MARKETING-INTERACTIVE: What makes the difference between average ads and mind-blowing creativity?

Average ads just show you information. The mind-blowing stuff tells you a story, unlike anything you’ve seen or experienced before. Look at the most awarded pieces of work, they tell stories in original, innovative and memorable ways. As an industry, we must keep on pushing the envelope to rise to the challenge and make better work, together.

MARKETING-INTERACTIVE: What does your family think you do?

Well, my wife is a CD at Ogilvy Hong Kong and my brother is an ACD at DDB Sydney so they certainly know what I do. My parents on the other hand think I just look out the window and draw stuff. Which isn’t all wrong I guess…

MARKETING-INTERACTIVE: If you weren’t a creative, what would you be?

I think I’d probably be a great car salesman. I love cars. I love driving. I’d be really bad at the maths part though. 

MARKETING-INTERACTIVE: What is your guilty pleasure that you’ve kept hidden from the industry?

That would have to be midnight gaming.
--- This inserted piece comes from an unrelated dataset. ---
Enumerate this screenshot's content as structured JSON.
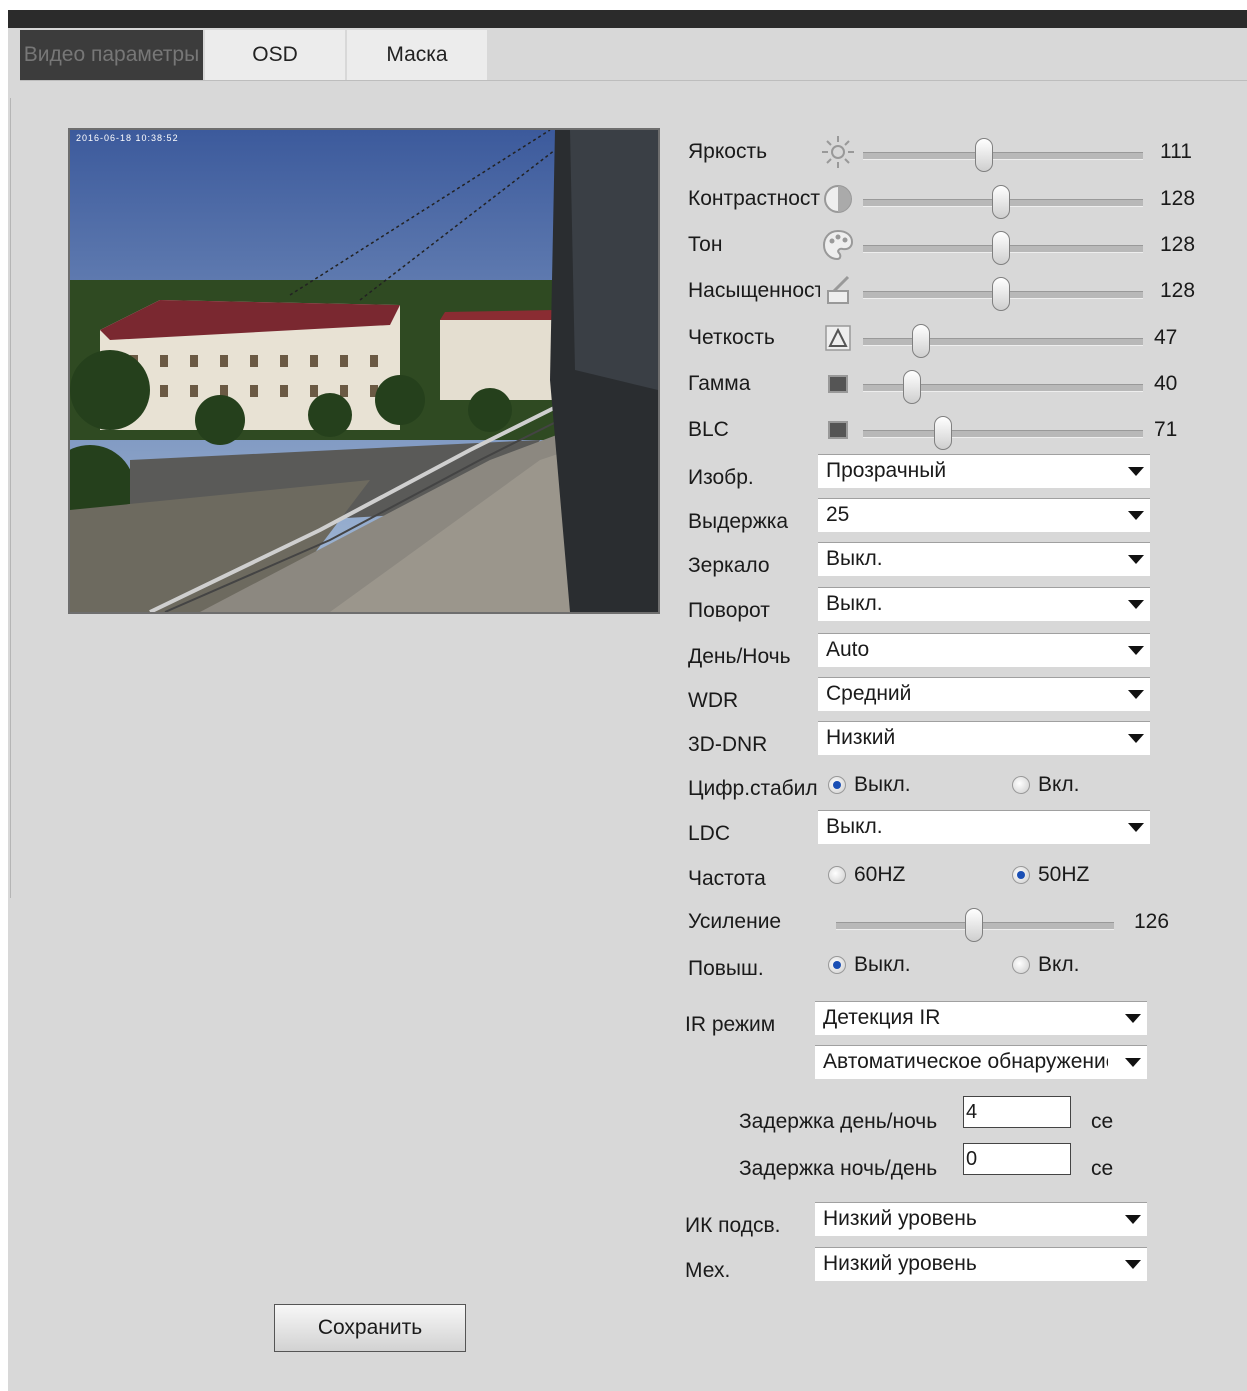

After work, I’m either fighting online on Mortal Kombat 11, dropping red shells on Mario Kart or trying not to die on Star Wars Battlefront 2. I’m a geek at heart.

Join us this coming 26 June for Content360 Hong Kong, a one-day-two-streams extravaganza under the theme of "Content that captivates". Get together with our fellow marketers to learn about AI in content creation, integration of content with commerce and cross-border targeting, and find the recipe for success within the content marketing world!

Related articles:

Creative Catch-Up: dentsu HK's Jeffry Gamble
Creative Catch-Up: Havas Group HK's Kenneth Tung

share on

Follow us on our Telegram channel for the latest updates in the marketing and advertising scene.
Follow

Free newsletter

Get the daily lowdown on Asia's top marketing stories.

We break down the big and messy topics of the day so you're updated on the most important developments in Asia's marketing development – for free.

subscribe now open in new window